I was bathing in the waters, as a seal, when I saw you bring them over. I had never seen you so downtrodden. As the wind, I had been whistling through your lands and listening. I heard that you had an impossible choice. That after your defeat at Kinsale, you brought those who remained back to my peninsula, the place we both have called home. You kept your faith in me even after watching your warriors and foot soldiers fall. You knew they needed to come back to receive the blessings of this land. So you led them, mile upon mile, from Kinsale to my homeland. They would be restored, you believed, and your people would rise up again and reclaim what was stolen. In a time when my name has been replaced with a male god, you said my name, if only in your heart.
But I have known all things. I have seen the land stolen from you. I have seen your exile. I have seen your defeat. All of this I couldn’t tell you in a form you would understand. Love for me does not protect you from the vulnerability of your human plight. Love for me does not save you from the ruthless plunder of those who believe only in a male god and silence my name. You do not love me for what it brings to you, do you? You do not love me for my power, for if you did, you would be mistaken. I may be a deity, but I too depend upon the kindness of the people who live, breathe and dance on this hallowed ground. I cannot prevent the spread of hatred that blots out the fertility of my land and my name. I, too, depend upon you to nurture me, to come close and receive my blessings.
All of this you knew, until after the fight at Kinsale. The violence shook you and you could not see it. You too were blinded by the terms of violence and power. Your belief in me which had once been of reciprocity and relationship turned to one of taking and oversimplification.
The Spanish promised you gold which you thought would solve your problems and would save your people. You thought if only you could get that gold, you could fire back at your enemies, unify your scattered and defeated people and reclaim the land. To get the gold, you had to leave your people behind, unprotected while you trekked upland to the place the Spanish told you to go (always on their terms).
That’s when you turned to me as your great protector, which I am not. That’s when you marched the people who remained, the faithful who had followed you back from Kinsale, those who believed in and loved you — the women, children, farmers, exhausted soldiers. You left them in the shelter of a castle wall on my island. Your single prayer at the shore of my waters was all you left me. I want to protect them, but it is beyond my power. You have misunderstood who I am in your desire for a simple answer. You didn’t listen to my response to your short prayer, where I wailed upon the shore, slapping the beach with the force of a cannon. You were already gone. Bringing them to my land, without asking permission, to my most sacred place — I am disappointed in you, my dear one.
When the English arrived, they started on the mainland, but soon came to my island. I tried to topple their boats with waves. I rained a thunderstorm down on them, and clouded their view of my shores. The rain was so strong, some of the sea cliffs collapsed in a mudslide. But soon they landed. There was nothing more I could do.
By Paul DeLong
On August 24, 2022
“No one saw you but I know that you prayed.
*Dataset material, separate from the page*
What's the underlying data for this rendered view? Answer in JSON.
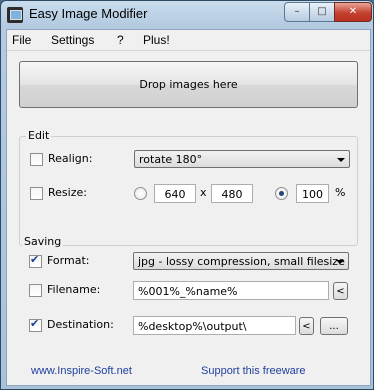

You prayed to me…” Powerful combination of phrases.
“You didn’t listen to my response to your short prayer, where I wailed upon the shore, slapping the beach with the force of a cannon.” Also robust in effect!
“There was nothing more I could do.” Summarizes the limits of power to even those who have vast power, and also brings to the hapless end the abrogation of moral agency by the leader. A piece which haunts with truth from beyond.